In the past, many people have asked us what we do as it seems
we're able to just play with cool stuff all day. Well, that's
pretty much true :) Most of us joined Microsoft because we had a
deep interest in cool things we saw coming out of this company. Our
main focus areas are:
- Quality Content (Presentations, Videos, Blog Posts, Articles,
Books, more) reaching a broad audience
- Community interaction and feedback, driving back into the
product teams and content teams while remaining authentic and true
- Site Content Strategy and some management
As part of the move to the new group, I put together a five
minute internal introduction to what we do.

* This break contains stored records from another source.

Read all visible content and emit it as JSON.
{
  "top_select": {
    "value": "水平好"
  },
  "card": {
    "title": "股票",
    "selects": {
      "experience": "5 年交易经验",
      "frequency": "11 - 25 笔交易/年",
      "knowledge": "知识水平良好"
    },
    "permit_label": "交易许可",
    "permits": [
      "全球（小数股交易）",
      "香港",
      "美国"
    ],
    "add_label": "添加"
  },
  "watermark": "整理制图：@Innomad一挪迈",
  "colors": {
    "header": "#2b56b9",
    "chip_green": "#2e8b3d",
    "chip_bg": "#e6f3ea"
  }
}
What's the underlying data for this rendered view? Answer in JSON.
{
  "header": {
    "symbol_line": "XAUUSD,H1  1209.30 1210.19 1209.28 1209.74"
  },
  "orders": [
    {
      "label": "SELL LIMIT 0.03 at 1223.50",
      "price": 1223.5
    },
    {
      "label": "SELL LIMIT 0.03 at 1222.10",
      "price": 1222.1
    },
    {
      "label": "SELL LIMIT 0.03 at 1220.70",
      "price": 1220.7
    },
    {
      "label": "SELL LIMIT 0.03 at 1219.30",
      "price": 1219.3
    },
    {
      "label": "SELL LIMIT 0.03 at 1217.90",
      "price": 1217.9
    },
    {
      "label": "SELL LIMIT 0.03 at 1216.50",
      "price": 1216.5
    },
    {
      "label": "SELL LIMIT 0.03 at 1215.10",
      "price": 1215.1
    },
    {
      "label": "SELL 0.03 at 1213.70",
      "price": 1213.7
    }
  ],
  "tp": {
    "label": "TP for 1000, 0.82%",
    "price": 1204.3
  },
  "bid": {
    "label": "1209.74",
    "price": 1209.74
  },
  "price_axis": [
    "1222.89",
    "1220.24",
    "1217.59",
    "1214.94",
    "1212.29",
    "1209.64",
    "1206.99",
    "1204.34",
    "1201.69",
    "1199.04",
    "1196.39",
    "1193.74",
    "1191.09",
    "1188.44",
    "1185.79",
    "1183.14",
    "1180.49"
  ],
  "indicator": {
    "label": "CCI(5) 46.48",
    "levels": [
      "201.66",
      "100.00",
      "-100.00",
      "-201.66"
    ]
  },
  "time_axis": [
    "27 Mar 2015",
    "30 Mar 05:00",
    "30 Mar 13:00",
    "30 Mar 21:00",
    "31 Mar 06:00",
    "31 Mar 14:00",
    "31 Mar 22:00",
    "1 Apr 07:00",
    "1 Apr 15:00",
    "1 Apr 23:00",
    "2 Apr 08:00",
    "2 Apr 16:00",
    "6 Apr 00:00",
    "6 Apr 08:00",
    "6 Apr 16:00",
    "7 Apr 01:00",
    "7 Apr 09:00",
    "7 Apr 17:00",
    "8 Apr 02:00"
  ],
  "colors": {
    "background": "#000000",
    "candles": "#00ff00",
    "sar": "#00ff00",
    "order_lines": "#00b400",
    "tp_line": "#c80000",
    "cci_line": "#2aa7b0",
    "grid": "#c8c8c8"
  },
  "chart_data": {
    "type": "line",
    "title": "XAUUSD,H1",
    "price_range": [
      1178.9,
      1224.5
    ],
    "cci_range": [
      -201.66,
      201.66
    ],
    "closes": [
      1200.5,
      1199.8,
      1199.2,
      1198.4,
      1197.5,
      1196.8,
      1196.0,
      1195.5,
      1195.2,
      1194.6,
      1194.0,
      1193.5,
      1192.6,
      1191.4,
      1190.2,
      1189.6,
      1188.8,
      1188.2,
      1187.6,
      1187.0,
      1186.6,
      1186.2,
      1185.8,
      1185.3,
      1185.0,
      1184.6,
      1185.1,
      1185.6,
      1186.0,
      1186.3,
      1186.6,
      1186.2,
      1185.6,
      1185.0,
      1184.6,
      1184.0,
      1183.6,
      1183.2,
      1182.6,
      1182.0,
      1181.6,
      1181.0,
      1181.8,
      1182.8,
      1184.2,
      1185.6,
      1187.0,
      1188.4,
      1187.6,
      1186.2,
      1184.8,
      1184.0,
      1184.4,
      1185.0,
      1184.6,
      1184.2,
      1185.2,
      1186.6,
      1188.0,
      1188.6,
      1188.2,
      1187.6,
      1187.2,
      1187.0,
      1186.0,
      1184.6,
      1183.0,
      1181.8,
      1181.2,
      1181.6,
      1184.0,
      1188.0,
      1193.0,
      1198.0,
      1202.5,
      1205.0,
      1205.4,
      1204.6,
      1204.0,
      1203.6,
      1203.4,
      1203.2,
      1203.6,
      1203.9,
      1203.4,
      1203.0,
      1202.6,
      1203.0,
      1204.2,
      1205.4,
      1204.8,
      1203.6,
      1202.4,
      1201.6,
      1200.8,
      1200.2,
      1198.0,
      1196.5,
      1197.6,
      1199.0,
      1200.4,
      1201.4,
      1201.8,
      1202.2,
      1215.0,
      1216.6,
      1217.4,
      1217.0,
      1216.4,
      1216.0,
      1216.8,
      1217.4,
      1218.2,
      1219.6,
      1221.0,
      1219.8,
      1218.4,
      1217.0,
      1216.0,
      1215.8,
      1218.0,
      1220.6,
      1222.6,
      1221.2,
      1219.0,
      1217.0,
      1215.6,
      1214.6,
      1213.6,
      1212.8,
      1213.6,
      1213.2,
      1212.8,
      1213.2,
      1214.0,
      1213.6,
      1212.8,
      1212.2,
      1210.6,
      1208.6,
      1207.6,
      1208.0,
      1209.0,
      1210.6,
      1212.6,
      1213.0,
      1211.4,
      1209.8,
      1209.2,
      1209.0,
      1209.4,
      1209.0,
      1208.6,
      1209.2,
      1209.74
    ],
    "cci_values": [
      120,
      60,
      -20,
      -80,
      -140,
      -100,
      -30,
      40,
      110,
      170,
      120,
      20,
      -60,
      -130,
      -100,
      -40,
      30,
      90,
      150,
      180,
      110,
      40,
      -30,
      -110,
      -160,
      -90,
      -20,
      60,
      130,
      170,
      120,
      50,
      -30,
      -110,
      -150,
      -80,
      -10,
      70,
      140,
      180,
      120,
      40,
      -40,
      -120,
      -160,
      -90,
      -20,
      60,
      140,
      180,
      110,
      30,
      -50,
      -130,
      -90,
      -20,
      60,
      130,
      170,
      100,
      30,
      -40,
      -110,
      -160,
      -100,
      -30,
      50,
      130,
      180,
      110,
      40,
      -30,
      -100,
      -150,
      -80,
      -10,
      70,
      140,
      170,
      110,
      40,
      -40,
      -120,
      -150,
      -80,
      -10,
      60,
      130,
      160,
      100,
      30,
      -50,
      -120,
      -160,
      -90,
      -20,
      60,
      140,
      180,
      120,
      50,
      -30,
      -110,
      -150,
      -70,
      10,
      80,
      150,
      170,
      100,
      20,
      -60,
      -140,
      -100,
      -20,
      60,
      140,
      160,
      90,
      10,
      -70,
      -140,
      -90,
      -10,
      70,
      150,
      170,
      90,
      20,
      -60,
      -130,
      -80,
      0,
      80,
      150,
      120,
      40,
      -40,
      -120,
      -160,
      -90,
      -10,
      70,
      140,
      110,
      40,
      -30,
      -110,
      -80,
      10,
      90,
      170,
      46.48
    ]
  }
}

I'm generally the "code on the client" guy. Joe does a lot with
open source community as well as ASP.NET and scripting in general.
Jesse is the Windows Phone and Silverlight guy. Jon does a lot with
MVC and ASP.NET in general, and some work with Silverlight. Jesse
did a great podcast with Jon back in September.
(Rey Bango is staying with STO, working on site management in
Cyra Richardson's group. He said something about not being able to
work for a guy who works out of his kitchen ;) )
You can usually find one or all of us online at any given
The top shot in here is Joe Stagner giving a very successful
keynote. Then you have Jon Galloway showing the world's largest
dialog screenshot at CodeGarden ;). Below that, the speaker panel
at BOTAC in Iceland in January (tons of fun), plus Jesse schmoozing
folks at MIX. On the right, some random shots of support apps we've
built for conferences.
We all write samples, both large and small either officially
open source, or just as code samples. Not all of them are pictured
here (like some of the great MVC work Jon is doing), but it's
representative. It's also fun to sneak Commodore 64 screen shots
into various decks at MS ;)
Tutorials and Videos
Arguably our main task is creating tutorials and videos, both
for the *.net sites (asp.net, silverlight.net, windowsclient.net,
scriptjunkie and more) and MSDN itself.
Many of us have at least one book under our belts. Some, like
Jesse, need several pages on Amazon to list all the books
We all have our personal blogs. We're somewhat unique in
Microsoft for that; as most Microsoft employees have official
corporate blogs. Most of us brought our blogs in with us when we
joined, and have taken pains to ensure they remain independent, and
that we control what goes on them.
We do a lot more, of course. Each of us has individual passions
we follow within Microsoft. Some do a lot directly with the product
teams, some do more on social networks, some do more events.
I'm really excited about the coming year. I have a great team of
folks in a new org that seems almost tailor made for what we do. We
have a great opportunity to continue to change things in Microsoft
for the betterment of developers everywhere.